In our tradition it is common to raise our hands as a hallelujah. It is not unusual to say it out loud. Can a hike serve as a hallelujah? Can one step become Hallelujah and the next Amen? Can a journey through the forest be a celebration of praise? Annie Dillard seems to think so. “I go my way, and my left foot says Glory and my right foot says Amen; in and out of Shadow Creek, upstream and down, exultant, in a daze, dancing, to the twin silver trumpets of praise.”
Can creation’s grandeur make my soul sing? Can I be attentive enough to see the handiwork of God for what it is? Am I able to recognize creation as gift? Perhaps the forest canopy is a good place to listen to Genesis 1 or to Job 38. Perhaps a mountain stream is a place where I can practice seeing? I want to put myself in places where I can see and hear what is going on around me. I want to wake in the forest to the dawn chorus. Even though I may not recognize every singer, I can enjoy every song. Interestingly, the morning song of birds is sometimes referred to as matins, the same word used for the first prayer of the day. Even when seeking solitude one is never alone and I will join creation for morning prayers.
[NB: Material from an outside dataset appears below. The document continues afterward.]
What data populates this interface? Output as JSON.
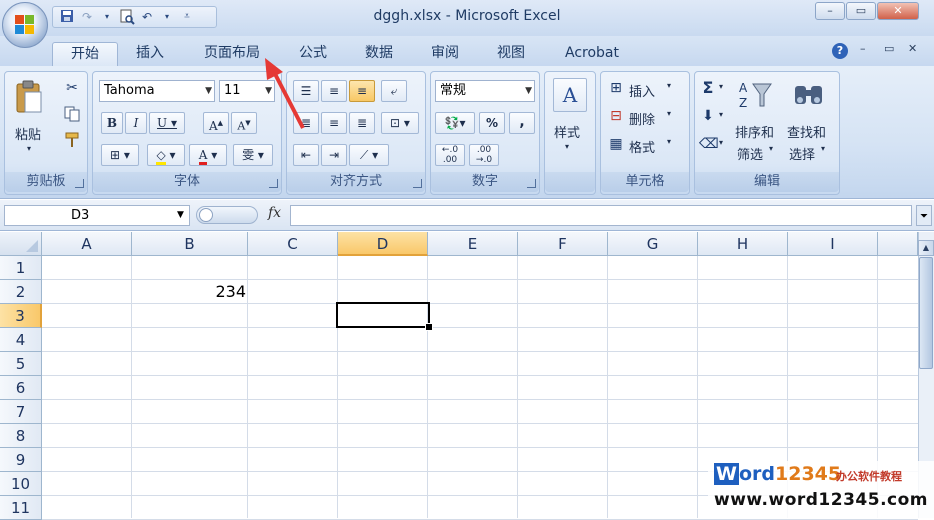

In order to become more attentive, I will pick up field guides and take them into the wild in order to learn to identify berries and trees by sight, birds and insects by sound. Perhaps this will help me to slow down and enjoy creation’s goodness. Will I ever be alert enough to hear the moment that cicadas sing the last notes of their day time song as katydids begin their evening chorus? Will I ever hear that moment when they overlap in harmony together?
I have come to realize that spiritual growth does not occur only in activities labeled as “spiritual.” I admit the wilderness has a tug on me. It is always pulling me in its direction. I have a natural preference to wade in streams, stare at sky, and hike the forests. However, I often find myself surrounded by tall buildings, concrete sidewalks, and asphalt lots. No matter the different places we find ourselves, it is important to keep our eyes open in order to capture the stories that may be found there. We cannot stop looking when walking alleys, sitting in coffee shops, talking on the street. We are always exploring beauty, searching for wonder, and looking for ways that God is at work. No matter the context, whether wading through creeks or concrete, whether surrounded by humans or other wildlife, may I recognize them all as gift.